Kelowna woman who fatally stabbed teen facing up to 1.5 years of jail time

Her jail sentence would be followed by an additional one to 1.5 years of supervision

Cpl. Scott MacLeod and Police Service Dog Jago. Jago was killed in the line of duty on Thursday, June 17. (RCMP)
Abbotsford police, RCMP grieve 4-year-old service dog killed in line of duty

Jago killed by armed suspect during ‘high-risk’ incident in Alberta

The George Road wildfire near Lytton, B.C., has grown to 250 hectares. (BC Wildfire Service)
B.C. drone sighting halts helicopters fighting 250 hectares of wildfire

‘If a drone collides with firefighting aircraft the consequences could be deadly,’ says BC Wildfire Service

A dose of the Pfizer-BioNTech COVID-19 vaccine is pictured at a vaccination site in Vancouver Thursday, March 11, 2021. THE CANADIAN PRESS/Jonathan Hayward
NACI advice to mix vaccines gets varied reaction from AstraZeneca double-dosers

NACI recommends an mRNA vaccine for all Canadians receiving a second dose of a COVID-19 vaccine

A aerial view shows the debris going into Quesnel Lake caused by a tailings pond breach near the town of Likely, B.C., Tuesday, Aug. 5, 2014. THE CANADIAN PRESS/Jonathan Hayward
Updated tailings code after Mount Polley an improvement: B.C. mines auditor

British Columbia’s chief auditor of mines has found changes to the province’s requirements for tailings storage facilities

A North Vancouver man was arrested Friday and three police officers were injured after a 10-person broke out at English Bay on June 19, 2021. (Youtube/Screen grab)
Man arrested, 3 police injured during 10-person brawl at Vancouver beach

The arrest was captured on video by bystanders, many of whom heckled the officers as they struggled with the handcuffed man

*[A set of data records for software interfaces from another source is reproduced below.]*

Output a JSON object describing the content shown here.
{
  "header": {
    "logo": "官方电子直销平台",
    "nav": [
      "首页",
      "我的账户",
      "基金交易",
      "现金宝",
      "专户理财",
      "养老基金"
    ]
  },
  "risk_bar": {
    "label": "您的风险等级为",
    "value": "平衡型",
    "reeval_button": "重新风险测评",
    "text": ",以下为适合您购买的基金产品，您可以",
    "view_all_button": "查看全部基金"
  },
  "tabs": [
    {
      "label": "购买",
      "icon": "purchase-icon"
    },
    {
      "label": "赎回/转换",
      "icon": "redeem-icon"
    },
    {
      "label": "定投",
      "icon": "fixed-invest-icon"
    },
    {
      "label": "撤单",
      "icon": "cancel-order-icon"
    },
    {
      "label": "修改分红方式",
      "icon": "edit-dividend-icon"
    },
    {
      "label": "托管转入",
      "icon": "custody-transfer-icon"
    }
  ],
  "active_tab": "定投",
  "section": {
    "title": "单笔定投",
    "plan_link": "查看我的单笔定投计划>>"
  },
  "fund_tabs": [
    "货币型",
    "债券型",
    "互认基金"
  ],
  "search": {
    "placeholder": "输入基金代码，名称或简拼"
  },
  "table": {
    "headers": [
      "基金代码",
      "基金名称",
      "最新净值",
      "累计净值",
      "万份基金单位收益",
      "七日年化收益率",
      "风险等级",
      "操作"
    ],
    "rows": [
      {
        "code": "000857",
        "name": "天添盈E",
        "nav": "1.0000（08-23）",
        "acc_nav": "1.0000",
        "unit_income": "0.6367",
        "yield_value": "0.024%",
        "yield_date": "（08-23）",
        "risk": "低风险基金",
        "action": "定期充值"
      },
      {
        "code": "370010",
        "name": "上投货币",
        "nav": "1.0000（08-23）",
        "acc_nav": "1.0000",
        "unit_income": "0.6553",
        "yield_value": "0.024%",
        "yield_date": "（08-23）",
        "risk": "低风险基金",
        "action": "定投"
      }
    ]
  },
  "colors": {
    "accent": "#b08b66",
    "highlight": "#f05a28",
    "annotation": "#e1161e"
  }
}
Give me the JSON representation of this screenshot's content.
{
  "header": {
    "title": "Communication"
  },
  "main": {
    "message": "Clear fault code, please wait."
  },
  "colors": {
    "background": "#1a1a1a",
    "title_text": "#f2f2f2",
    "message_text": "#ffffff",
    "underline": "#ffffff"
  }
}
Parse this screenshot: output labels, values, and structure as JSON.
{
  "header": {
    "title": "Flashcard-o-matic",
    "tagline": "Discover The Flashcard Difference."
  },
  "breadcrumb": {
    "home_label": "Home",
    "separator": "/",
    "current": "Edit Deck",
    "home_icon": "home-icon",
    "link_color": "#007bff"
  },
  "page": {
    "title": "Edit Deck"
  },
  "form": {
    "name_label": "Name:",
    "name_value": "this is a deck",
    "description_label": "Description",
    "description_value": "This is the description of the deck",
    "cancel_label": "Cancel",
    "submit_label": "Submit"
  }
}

Patrick O’Brien, a 75-year-old fisherman, went missing near Port Angeles Thursday evening. (Courtesy of U.S. Coast Guard)
Search for lost fisherman near Victoria suspended, U.S. Coast Guard says

The 75-year-old man was reported missing Thursday evening

Most Read